The other category of video communications is enterprise video conferencing and Telepresence, generally represented by Telepresence rooms and large capital IT infrastructure for dedicated video conferencing equipment. Such systems are generally positioned for mid to large enterprises with not insignificant capital outlay and IT staff.
Both these types of video communications offer tremendous value based on their characteristics but there is an unfilled chasm between them.
There is a broad category of business users underserved with video conferencing solutions that offer the security, reliability and quality that they need. These business users can be small businesses as well as small and remote offices of larger businesses. Additionally, the business users extend to the ‘edge of the enterprise’ – every desktop user within an enterprise that can benefit from video communications.
Such applications also need an ease of access and deployment available at an affordable price. Enterprise grade security and reliability is essential and these combined features make such solutions distinct from the two available categories listed earlier.

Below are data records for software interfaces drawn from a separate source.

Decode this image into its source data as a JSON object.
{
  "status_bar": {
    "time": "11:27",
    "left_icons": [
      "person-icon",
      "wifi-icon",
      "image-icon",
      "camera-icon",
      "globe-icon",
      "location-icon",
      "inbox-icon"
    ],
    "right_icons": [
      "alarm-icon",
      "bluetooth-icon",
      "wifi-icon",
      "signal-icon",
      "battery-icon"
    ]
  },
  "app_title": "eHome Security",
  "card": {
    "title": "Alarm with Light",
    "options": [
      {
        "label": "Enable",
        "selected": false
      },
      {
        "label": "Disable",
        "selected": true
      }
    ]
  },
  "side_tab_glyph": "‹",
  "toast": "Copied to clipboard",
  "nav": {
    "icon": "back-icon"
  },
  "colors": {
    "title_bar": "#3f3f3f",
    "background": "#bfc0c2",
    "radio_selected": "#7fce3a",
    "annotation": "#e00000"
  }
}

Video communications qualifying for this middle tier is possible today and can be available to every desktop in the enterprise – i.e., beyond the executive suite and Telepresence conference rooms – as well as within the reach of small businesses.
The underlying premise of such a transformation is the relatively recent emergence of software-as-a-service (SaaS) based platforms and cloud based computing. High Speed Video has pioneered the use of such technologies for video conferencing and Telepresence, thereby creating a solution in the middle of video chat and hardware based Telepresence room and video conferencing systems.
The full whitepaper (by Jim Cantalini, President of High Speed Video) is an informative read for organizations debating the merits of video conferencing, and can be viewed and/or downloaded here. This whitepaper details the current situation for video conferencing, the economic basis for video conferencing, personal and professional video conferencing, a discussion on current solutions, and some industry use cases.